Respiratory sensitisation

Endpoint conclusion
Endpoint conclusion:
no adverse effect observed (not sensitising)
Additional information:

According to the CLP regulation the hazard identification and subsequently a proposal for classification as “Respiratory sensitiser” will normally be based on human experience. In this context, hypersensitivity is normally seen as asthma, but other hypersensitivity reactions such as rhinitis/conjunctivitis and alveolitis are also considered. The condition will have the clinical character of an allergic reaction. However, immunological mechanisms do not have to be demonstrated.

The evidence could be:

a)           clinical history and data from appropriate lung function tests related to exposure to the substance, confirmed by other supportive evidence which may include:

i.             in vivo immunological test (e.g. skin prick test);

ii.            in vitro immunological test (e.g. serological analysis);

iii.           studies that indicate other specific hypersensitivity reactions where immunological mechanisms of action have not been proven, e.g. repeated low-level irritation, pharmacologically mediated effects;

iv.          a chemical structure related to substances known to cause respiratory hypersensitivity;

b)           data from one or more positive bronchial challenge tests with the substance conducted according to accepted guidelines for the determination of a specific hypersensitivity reaction.

Justification for classification or non-classification

Zinc bis(2-ethylhexanoate) is not expected to show signs of dermal sensitisation, since its two moieties zinc and 2-ethylhexanoic acid have not shown any skin sensitisation potential in experimental testing. Thus, zinc bis(2-ethylhexanoate) is not to be classified according to regulation (EC) 1272/2008 as skin sensitising.

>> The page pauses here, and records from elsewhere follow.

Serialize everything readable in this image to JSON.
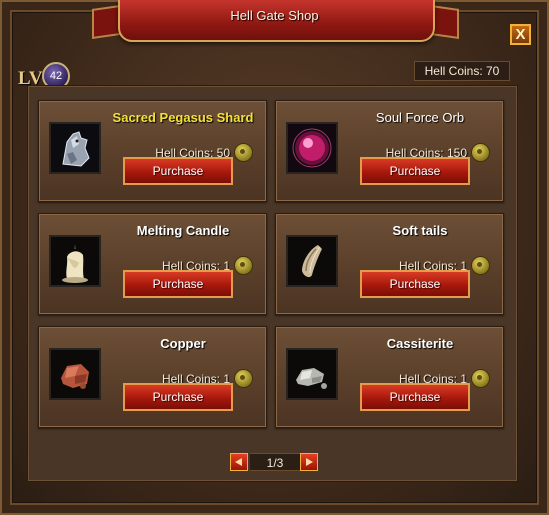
{
  "window": {
    "title": "Hell Gate Shop",
    "close_label": "X"
  },
  "player": {
    "lv_label": "LV",
    "level": "42",
    "coins_text": "Hell Coins: 70"
  },
  "items": [
    {
      "name": "Sacred Pegasus Shard",
      "price": "Hell Coins: 50",
      "button": "Purchase",
      "icon": "pegasus-shard-icon"
    },
    {
      "name": "Soul Force Orb",
      "price": "Hell Coins: 150",
      "button": "Purchase",
      "icon": "soul-orb-icon"
    },
    {
      "name": "Melting Candle",
      "price": "Hell Coins: 1",
      "button": "Purchase",
      "icon": "candle-icon"
    },
    {
      "name": "Soft tails",
      "price": "Hell Coins: 1",
      "button": "Purchase",
      "icon": "tail-icon"
    },
    {
      "name": "Copper",
      "price": "Hell Coins: 1",
      "button": "Purchase",
      "icon": "copper-ore-icon"
    },
    {
      "name": "Cassiterite",
      "price": "Hell Coins: 1",
      "button": "Purchase",
      "icon": "cassiterite-ore-icon"
    }
  ],
  "pagination": {
    "label": "1/3"
  },
  "colors": {
    "highlight_name": "#f3e23a",
    "button_red": "#a8180c",
    "ribbon_red": "#8f1812"
  }
}
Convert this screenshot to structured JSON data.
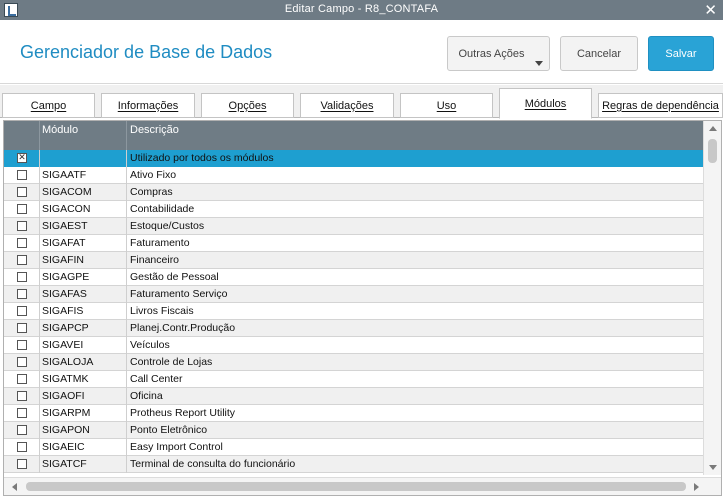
{
  "window": {
    "title": "Editar Campo - R8_CONTAFA",
    "close_glyph": "✕"
  },
  "header": {
    "title": "Gerenciador de Base de Dados",
    "more_actions_label": "Outras Ações",
    "cancel_label": "Cancelar",
    "save_label": "Salvar"
  },
  "colors": {
    "accent": "#29a3d6",
    "title_blue": "#1f8cc2",
    "titlebar": "#6e7b85",
    "grid_header": "#6f7c85",
    "selected_row": "#1e9fd0"
  },
  "tabs": [
    {
      "label": "Campo",
      "active": false
    },
    {
      "label": "Informações",
      "active": false
    },
    {
      "label": "Opções",
      "active": false
    },
    {
      "label": "Validações",
      "active": false
    },
    {
      "label": "Uso",
      "active": false
    },
    {
      "label": "Módulos",
      "active": true
    },
    {
      "label": "Regras de dependência",
      "active": false
    }
  ],
  "grid": {
    "columns": [
      "",
      "Módulo",
      "Descrição"
    ],
    "rows": [
      {
        "checked": true,
        "module": "",
        "description": "Utilizado por todos os módulos",
        "selected": true
      },
      {
        "checked": false,
        "module": "SIGAATF",
        "description": "Ativo Fixo"
      },
      {
        "checked": false,
        "module": "SIGACOM",
        "description": "Compras"
      },
      {
        "checked": false,
        "module": "SIGACON",
        "description": "Contabilidade"
      },
      {
        "checked": false,
        "module": "SIGAEST",
        "description": "Estoque/Custos"
      },
      {
        "checked": false,
        "module": "SIGAFAT",
        "description": "Faturamento"
      },
      {
        "checked": false,
        "module": "SIGAFIN",
        "description": "Financeiro"
      },
      {
        "checked": false,
        "module": "SIGAGPE",
        "description": "Gestão de Pessoal"
      },
      {
        "checked": false,
        "module": "SIGAFAS",
        "description": "Faturamento Serviço"
      },
      {
        "checked": false,
        "module": "SIGAFIS",
        "description": "Livros Fiscais"
      },
      {
        "checked": false,
        "module": "SIGAPCP",
        "description": "Planej.Contr.Produção"
      },
      {
        "checked": false,
        "module": "SIGAVEI",
        "description": "Veículos"
      },
      {
        "checked": false,
        "module": "SIGALOJA",
        "description": "Controle de Lojas"
      },
      {
        "checked": false,
        "module": "SIGATMK",
        "description": "Call Center"
      },
      {
        "checked": false,
        "module": "SIGAOFI",
        "description": "Oficina"
      },
      {
        "checked": false,
        "module": "SIGARPM",
        "description": "Protheus Report Utility"
      },
      {
        "checked": false,
        "module": "SIGAPON",
        "description": "Ponto Eletrônico"
      },
      {
        "checked": false,
        "module": "SIGAEIC",
        "description": "Easy Import Control"
      },
      {
        "checked": false,
        "module": "SIGATCF",
        "description": "Terminal de consulta do funcionário"
      }
    ]
  }
}
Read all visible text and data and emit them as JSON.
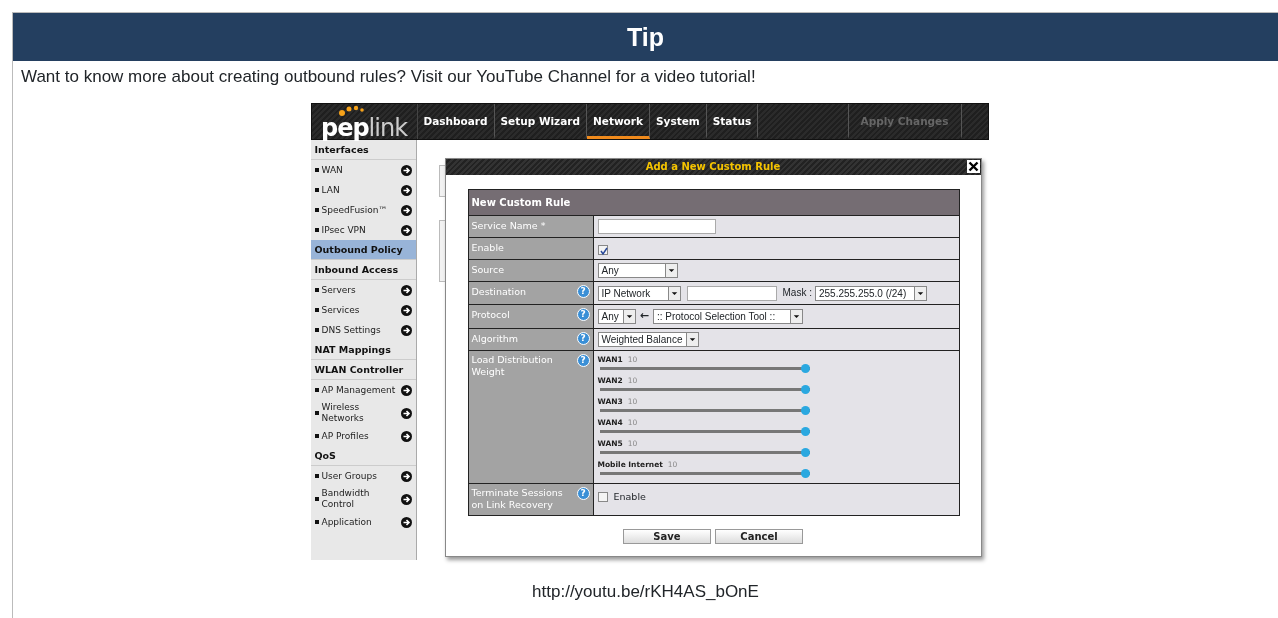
{
  "tip": {
    "title": "Tip",
    "text": "Want to know more about creating outbound rules? Visit our YouTube Channel for a video tutorial!",
    "link": "http://youtu.be/rKH4AS_bOnE"
  },
  "screenshot": {
    "logo": [
      "pep",
      "link"
    ],
    "nav": [
      {
        "label": "Dashboard",
        "selected": false,
        "disabled": false
      },
      {
        "label": "Setup Wizard",
        "selected": false,
        "disabled": false
      },
      {
        "label": "Network",
        "selected": true,
        "disabled": false
      },
      {
        "label": "System",
        "selected": false,
        "disabled": false
      },
      {
        "label": "Status",
        "selected": false,
        "disabled": false
      }
    ],
    "apply": {
      "label": "Apply Changes",
      "disabled": true
    },
    "sidebar": [
      {
        "kind": "header",
        "label": "Interfaces",
        "selected": false
      },
      {
        "kind": "item",
        "label": "WAN",
        "selected": false
      },
      {
        "kind": "item",
        "label": "LAN",
        "selected": false
      },
      {
        "kind": "item",
        "label": "SpeedFusion™",
        "selected": false
      },
      {
        "kind": "item",
        "label": "IPsec VPN",
        "selected": false
      },
      {
        "kind": "header",
        "label": "Outbound Policy",
        "selected": true
      },
      {
        "kind": "header",
        "label": "Inbound Access",
        "selected": false
      },
      {
        "kind": "item",
        "label": "Servers",
        "selected": false
      },
      {
        "kind": "item",
        "label": "Services",
        "selected": false
      },
      {
        "kind": "item",
        "label": "DNS Settings",
        "selected": false
      },
      {
        "kind": "header",
        "label": "NAT Mappings",
        "selected": false
      },
      {
        "kind": "header",
        "label": "WLAN Controller",
        "selected": false
      },
      {
        "kind": "item",
        "label": "AP Management",
        "selected": false
      },
      {
        "kind": "item",
        "label": "Wireless Networks",
        "selected": false
      },
      {
        "kind": "item",
        "label": "AP Profiles",
        "selected": false
      },
      {
        "kind": "header",
        "label": "QoS",
        "selected": false
      },
      {
        "kind": "item",
        "label": "User Groups",
        "selected": false
      },
      {
        "kind": "item",
        "label": "Bandwidth Control",
        "selected": false
      },
      {
        "kind": "item",
        "label": "Application",
        "selected": false
      }
    ],
    "dialog": {
      "title": "Add a New Custom Rule",
      "heading": "New Custom Rule",
      "rows": [
        {
          "kind": "text",
          "label": "Service Name *"
        },
        {
          "kind": "checkbox",
          "label": "Enable",
          "checked": true
        },
        {
          "kind": "select",
          "label": "Source",
          "value": "Any"
        },
        {
          "kind": "destination",
          "label": "Destination",
          "help": "?",
          "value": "IP Network",
          "mask_label": "Mask :",
          "mask": "255.255.255.0 (/24)"
        },
        {
          "kind": "protocol",
          "label": "Protocol",
          "help": "?",
          "value": "Any",
          "arrow": "←",
          "tool": ":: Protocol Selection Tool ::"
        },
        {
          "kind": "select",
          "label": "Algorithm",
          "help": "?",
          "value": "Weighted Balance"
        },
        {
          "kind": "sliders",
          "label": "Load Distribution Weight",
          "help": "?",
          "sliders": [
            {
              "name": "WAN1",
              "value": "10",
              "level": 1
            },
            {
              "name": "WAN2",
              "value": "10",
              "level": 1
            },
            {
              "name": "WAN3",
              "value": "10",
              "level": 1
            },
            {
              "name": "WAN4",
              "value": "10",
              "level": 1
            },
            {
              "name": "WAN5",
              "value": "10",
              "level": 1
            },
            {
              "name": "Mobile Internet",
              "value": "10",
              "level": 1
            }
          ]
        },
        {
          "kind": "checkbox",
          "label": "Terminate Sessions on Link Recovery",
          "help": "?",
          "checked": false,
          "text": "Enable"
        }
      ],
      "buttons": [
        "Save",
        "Cancel"
      ]
    }
  }
}
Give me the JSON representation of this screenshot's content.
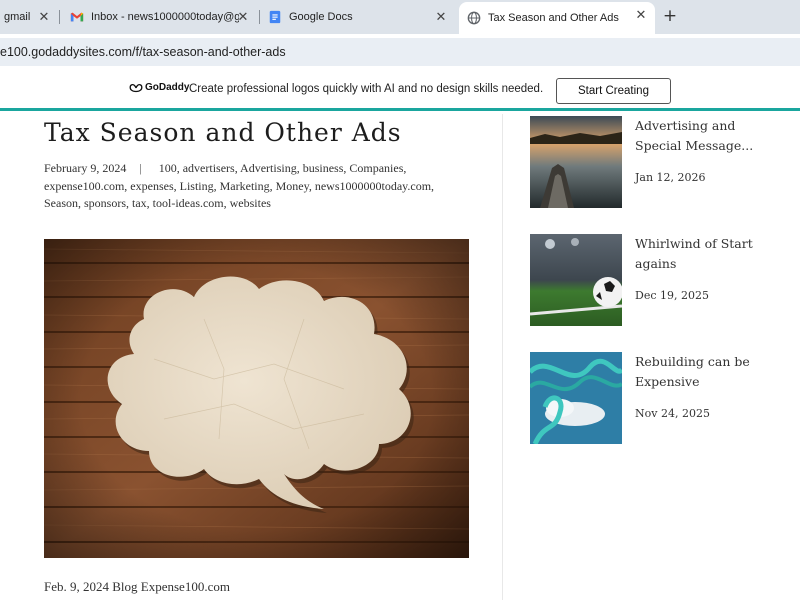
{
  "browser": {
    "tabs": [
      {
        "title": "gmail",
        "icon": "globe-icon"
      },
      {
        "title": "Inbox - news1000000today@g",
        "icon": "gmail-icon"
      },
      {
        "title": "Google Docs",
        "icon": "google-docs-icon"
      },
      {
        "title": "Tax Season and Other Ads",
        "icon": "globe-icon"
      }
    ],
    "url": "e100.godaddysites.com/f/tax-season-and-other-ads"
  },
  "promo": {
    "logo_text": "GoDaddy",
    "message": "Create professional logos quickly with AI and no design skills needed.",
    "button_label": "Start Creating"
  },
  "post": {
    "title": "Tax Season and Other Ads",
    "date": "February 9, 2024",
    "separator": "|",
    "tags": "100, advertisers, Advertising, business, Companies, expense100.com, expenses, Listing, Marketing, Money, news1000000today.com, Season, sponsors, tax, tool-ideas.com, websites",
    "caption": "Feb. 9, 2024 Blog Expense100.com"
  },
  "sidebar": {
    "items": [
      {
        "title": "Advertising and Special Message...",
        "date": "Jan 12, 2026"
      },
      {
        "title": "Whirlwind of Start agains",
        "date": "Dec 19, 2025"
      },
      {
        "title": "Rebuilding can be Expensive",
        "date": "Nov 24, 2025"
      }
    ]
  },
  "colors": {
    "tabstrip": "#dde3ea",
    "accent": "#1aa69e",
    "text": "#1d1d1d"
  }
}
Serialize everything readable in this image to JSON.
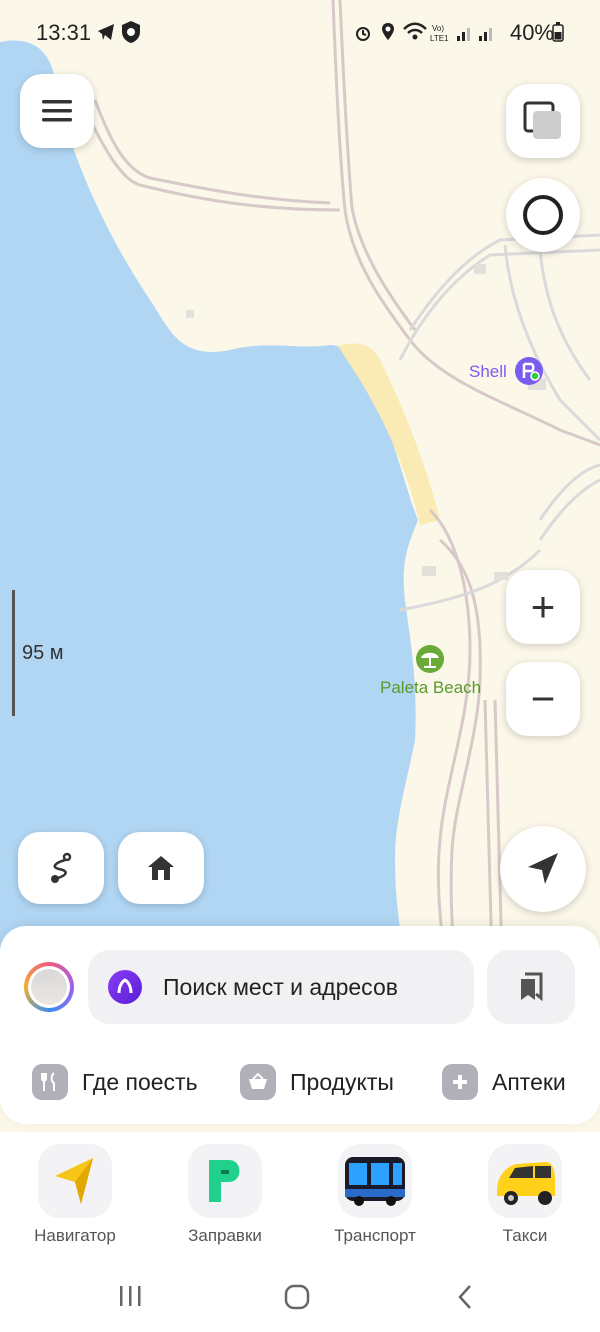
{
  "status_bar": {
    "time": "13:31",
    "battery": "40%",
    "icons": [
      "telegram-icon",
      "shield-phone-icon",
      "alarm-icon",
      "location-icon",
      "wifi-icon",
      "volte-icon",
      "signal-icon",
      "signal-icon",
      "battery-icon"
    ]
  },
  "map": {
    "scale_label": "95 м",
    "pois": [
      {
        "name": "Shell",
        "icon": "fuel-station-icon",
        "color": "#7a5cf0"
      },
      {
        "name": "Paleta Beach",
        "icon": "beach-umbrella-icon",
        "color": "#5a9a2c"
      }
    ],
    "colors": {
      "water": "#b0d6f4",
      "land": "#fbf7e9",
      "sand": "#faeab4",
      "road_outline": "#d8c9c9"
    }
  },
  "controls": {
    "menu": "menu-icon",
    "layers": "layers-icon",
    "alice": "alice-icon",
    "zoom_in": "+",
    "zoom_out": "−",
    "route": "route-icon",
    "home": "home-icon",
    "my_location": "location-arrow-icon"
  },
  "search": {
    "placeholder": "Поиск мест и адресов"
  },
  "categories": [
    {
      "label": "Где поесть",
      "icon": "fork-knife-icon"
    },
    {
      "label": "Продукты",
      "icon": "basket-icon"
    },
    {
      "label": "Аптеки",
      "icon": "plus-icon"
    }
  ],
  "apps": [
    {
      "label": "Навигатор",
      "icon": "navigator-icon"
    },
    {
      "label": "Заправки",
      "icon": "fuel-app-icon"
    },
    {
      "label": "Транспорт",
      "icon": "bus-icon"
    },
    {
      "label": "Такси",
      "icon": "taxi-icon"
    }
  ],
  "nav": [
    "recent-apps-icon",
    "home-circle-icon",
    "back-icon"
  ]
}
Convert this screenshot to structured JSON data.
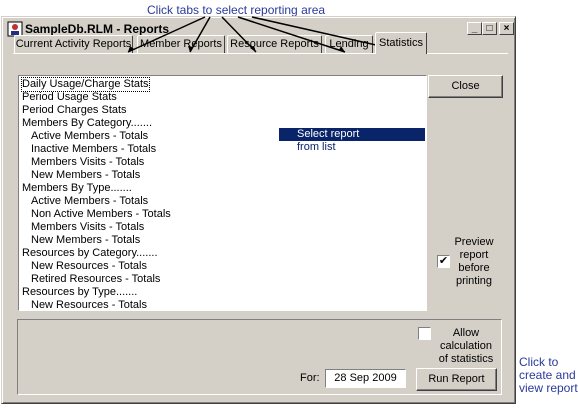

In long-time industrial experience in the production and handling of substance zinc bis(2-ethylhexanoate), no cases of respiratory hypersensitivity have been observed. Classification as respiratory sensitiser is not applicable.